== WHAT YOU SHOULD DO ==
Copy each line of the entries that contains the word "HOSTS".

──────── RAW DATA

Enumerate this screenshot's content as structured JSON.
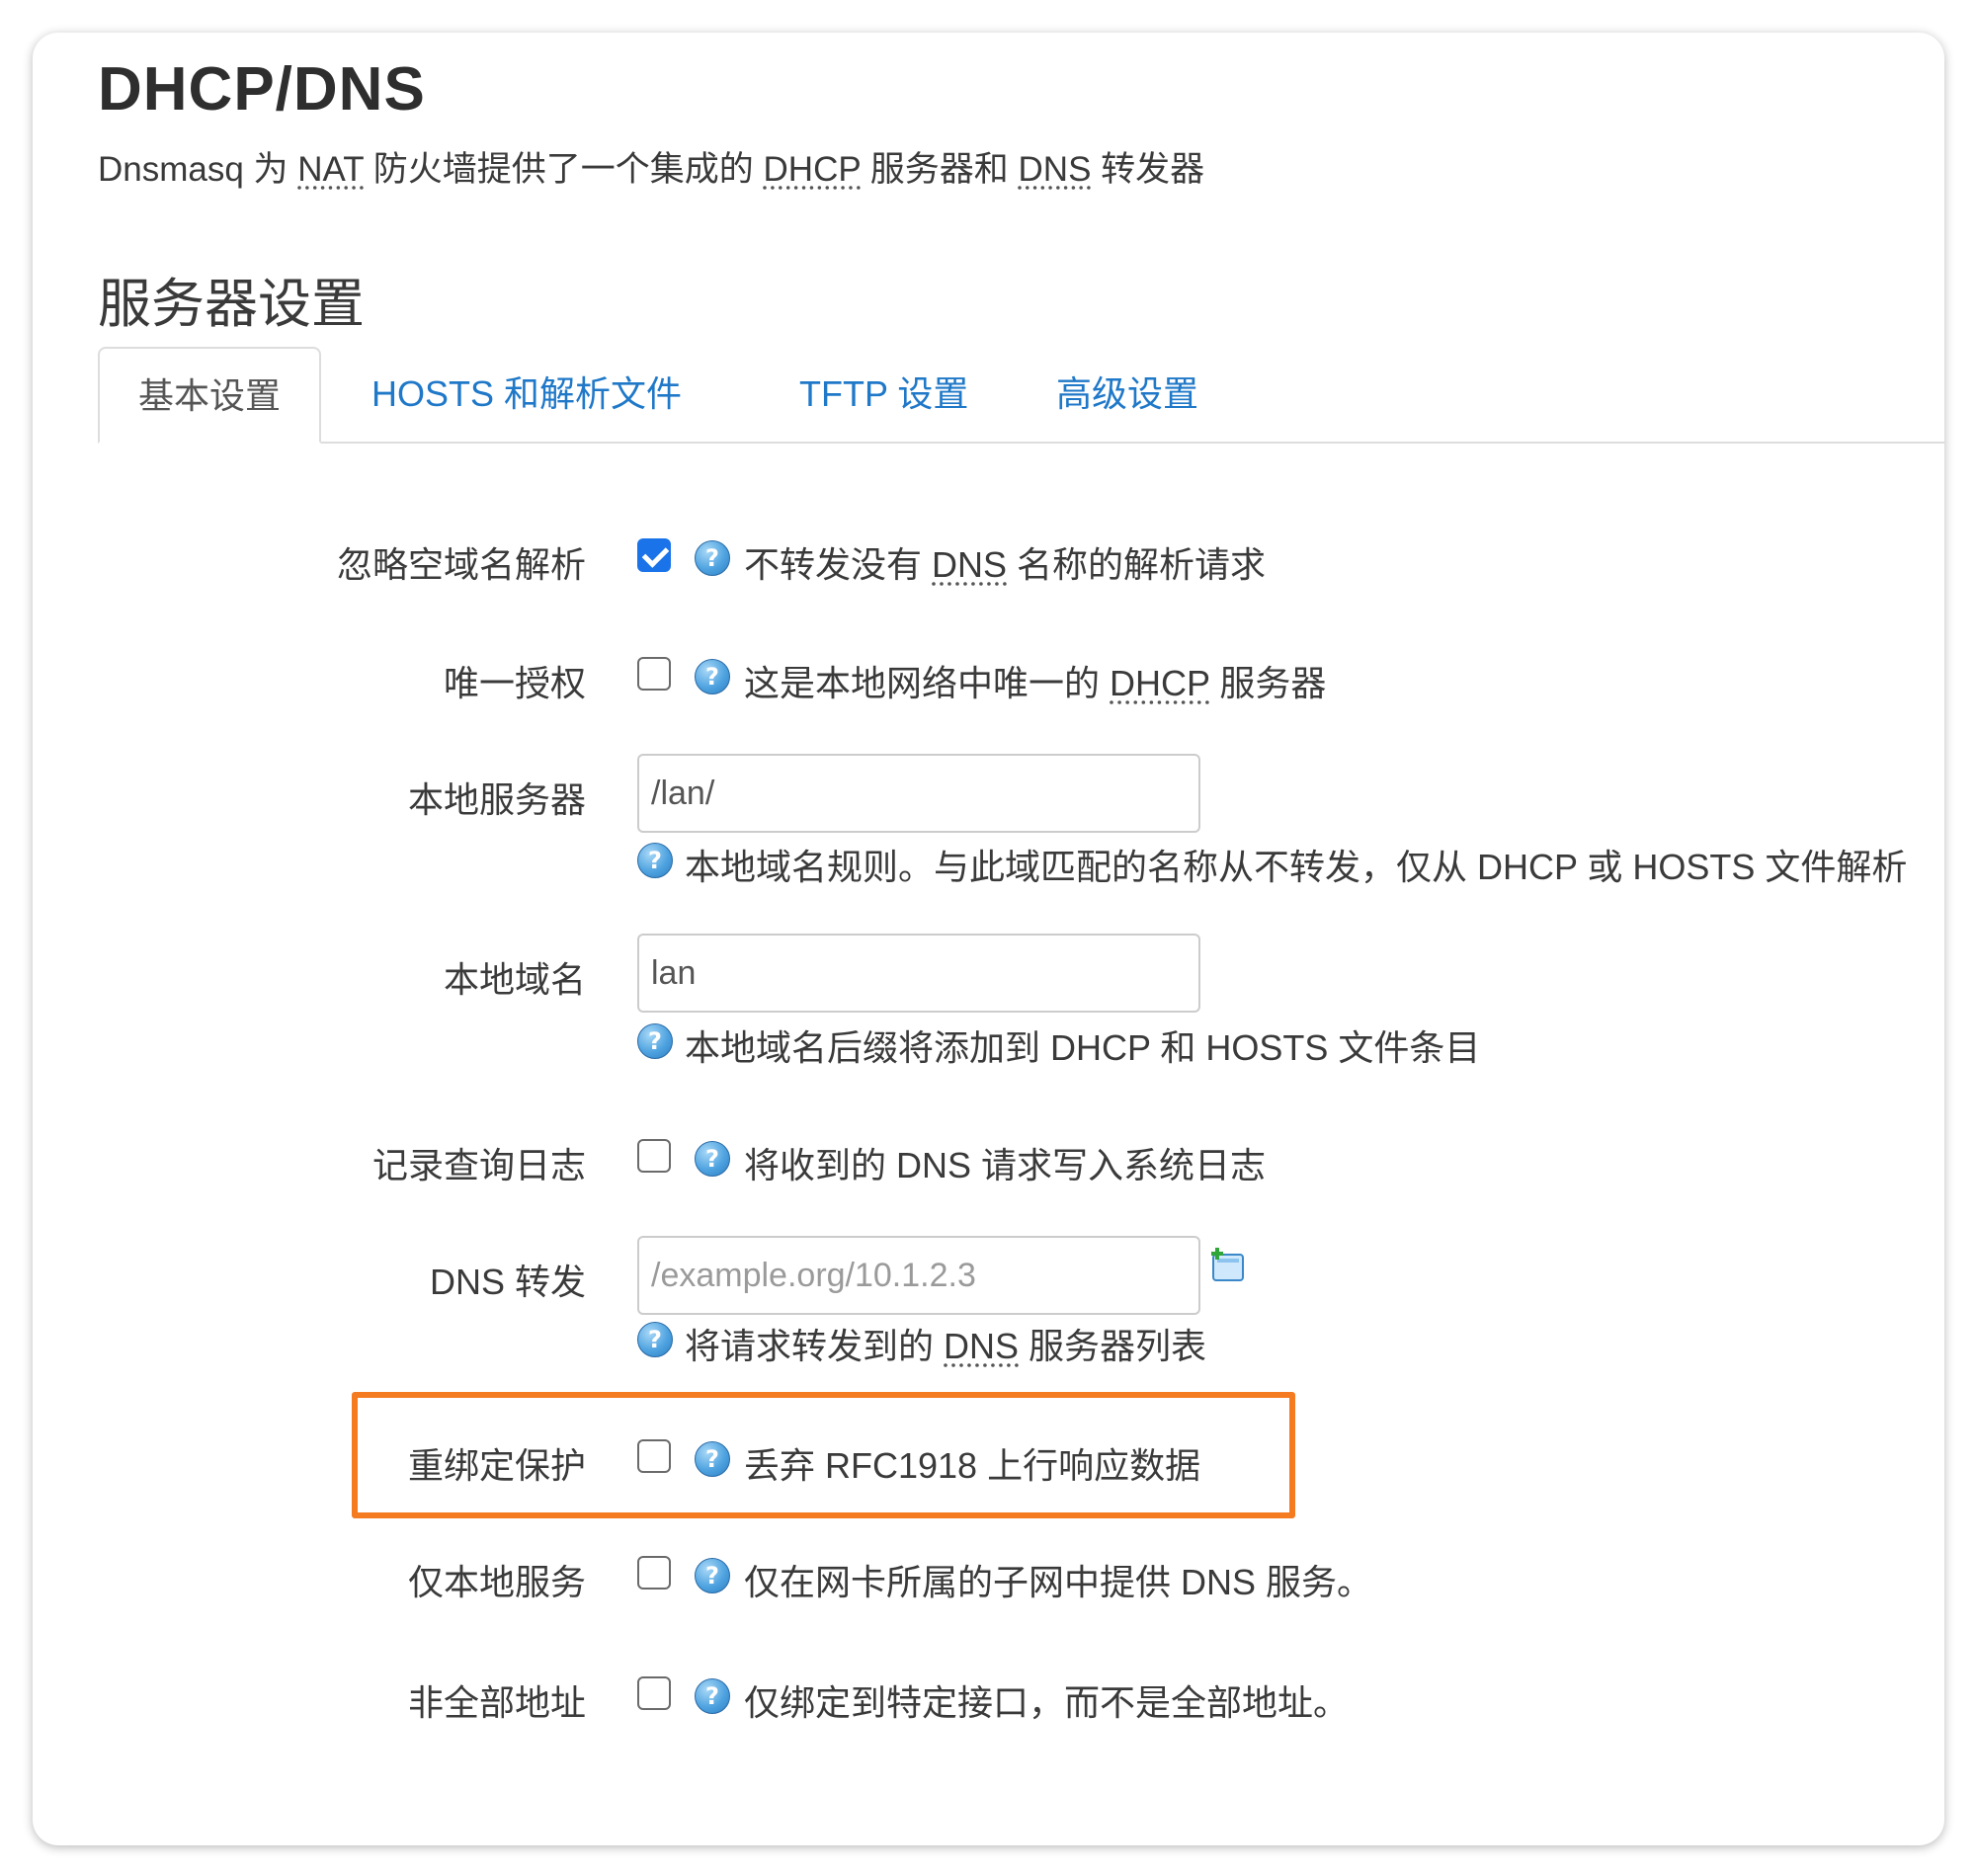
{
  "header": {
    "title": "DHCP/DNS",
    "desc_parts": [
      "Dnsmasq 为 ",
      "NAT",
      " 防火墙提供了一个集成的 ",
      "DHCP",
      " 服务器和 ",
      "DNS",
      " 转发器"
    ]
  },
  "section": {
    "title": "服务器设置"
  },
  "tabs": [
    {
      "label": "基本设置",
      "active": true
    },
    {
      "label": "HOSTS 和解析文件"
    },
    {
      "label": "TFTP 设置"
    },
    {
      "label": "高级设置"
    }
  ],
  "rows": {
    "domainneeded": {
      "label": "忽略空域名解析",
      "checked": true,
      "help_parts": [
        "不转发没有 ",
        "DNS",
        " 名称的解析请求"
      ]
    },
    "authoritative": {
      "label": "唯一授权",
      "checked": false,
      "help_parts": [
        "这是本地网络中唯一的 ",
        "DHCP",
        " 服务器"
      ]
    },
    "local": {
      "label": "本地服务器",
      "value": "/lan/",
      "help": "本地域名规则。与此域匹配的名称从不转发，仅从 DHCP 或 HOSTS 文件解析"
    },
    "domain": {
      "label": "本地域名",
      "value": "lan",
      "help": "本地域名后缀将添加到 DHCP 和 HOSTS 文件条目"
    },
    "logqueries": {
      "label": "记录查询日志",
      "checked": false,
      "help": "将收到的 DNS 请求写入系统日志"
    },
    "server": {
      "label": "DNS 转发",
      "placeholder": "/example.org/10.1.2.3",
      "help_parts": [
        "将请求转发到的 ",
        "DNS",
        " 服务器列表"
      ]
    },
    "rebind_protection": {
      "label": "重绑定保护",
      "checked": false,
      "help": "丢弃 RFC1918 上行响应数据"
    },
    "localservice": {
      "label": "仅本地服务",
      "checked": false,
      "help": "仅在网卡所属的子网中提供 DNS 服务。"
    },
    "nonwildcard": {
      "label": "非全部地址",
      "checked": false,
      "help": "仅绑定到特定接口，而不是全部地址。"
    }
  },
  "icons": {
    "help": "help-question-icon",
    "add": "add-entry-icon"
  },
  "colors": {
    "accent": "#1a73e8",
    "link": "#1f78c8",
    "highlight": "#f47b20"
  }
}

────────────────

== THE ANSWER ==
      "label": "HOSTS 和解析文件"
      "help": "本地域名规则。与此域匹配的名称从不转发，仅从 DHCP 或 HOSTS 文件解析"
      "help": "本地域名后缀将添加到 DHCP 和 HOSTS 文件条目"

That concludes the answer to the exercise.